Mikhail Ignatyev, who heads Russia’s republic of Chuvashia 680 kilometers east of Moscow, made the controversial remarks Saturday at an event commemorating the local press.
“They need to be wiped out, as the people say,” Ignatyev was quoted as saying about critical journalists, using a phrase President Vladimir Putin famously employed when referring to Chechen terrorists in 2000.
“Say where they came from, their intentions, where they live, where they work, what they earn,” Ignatyev added Saturday.
The governor’s awkward turn of phrase comes at a sensitive time for media freedom in Russia.
The number of attacks and threats on Russian journalists by the authorities more than doubled between 2017-2019, the international Justice for Journalists NGO said. Russia also ranks 149th out of 180 countries worldwide for press freedom, according to the Reporters Without Borders (RSF) international media watchdog.
Ignatyev later apologized for using the phrase and said his words had been “distorted,” according to a statement published on the regional administration’s website Monday.
“In fact, [the governor] was referring to people who call themselves journalists but pursue the sole goal of discrediting the government by any means,” the statement said.

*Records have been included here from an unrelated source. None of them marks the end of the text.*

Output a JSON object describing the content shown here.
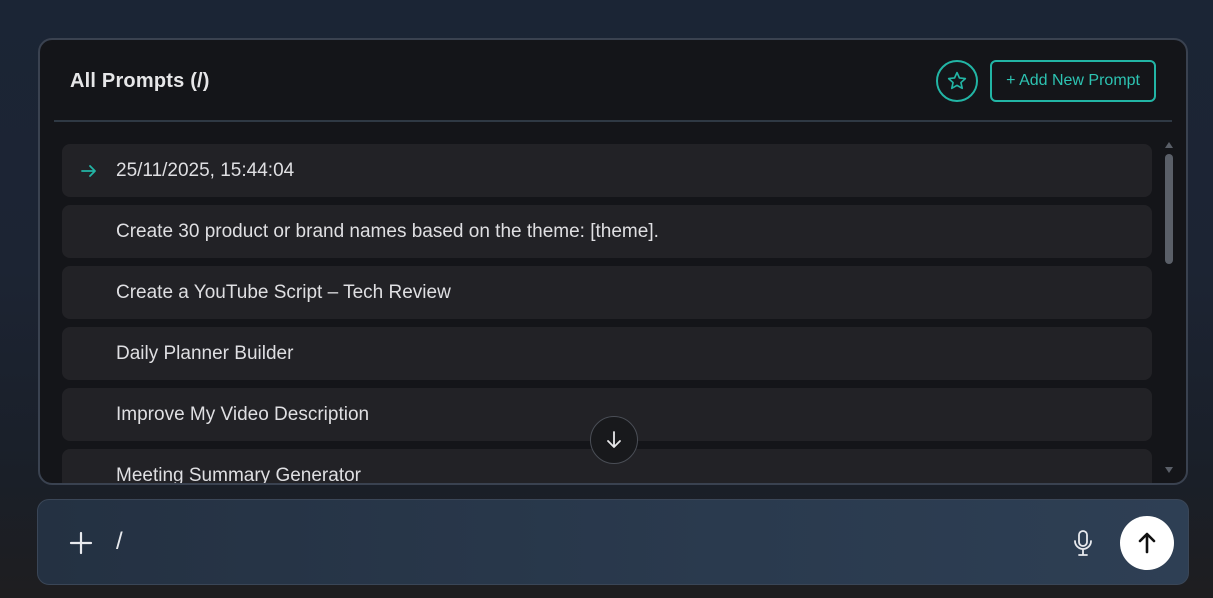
{
  "panel": {
    "title": "All Prompts (/)",
    "add_button_label": "+ Add New Prompt",
    "star_icon": "star-icon"
  },
  "prompts": [
    {
      "label": "25/11/2025, 15:44:04",
      "active": true
    },
    {
      "label": "Create 30 product or brand names based on the theme: [theme]."
    },
    {
      "label": "Create a YouTube Script – Tech Review"
    },
    {
      "label": "Daily Planner Builder"
    },
    {
      "label": "Improve My Video Description"
    },
    {
      "label": "Meeting Summary Generator"
    }
  ],
  "input": {
    "value": "/"
  },
  "colors": {
    "accent": "#22b5a5",
    "panel_bg": "#141519",
    "item_bg": "#222226",
    "send_bg": "#ffffff"
  }
}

“To those whose feelings were hurt by the phrase ‘wipe out,’ I — a person with a good soul — apologize,” Ignatyev said.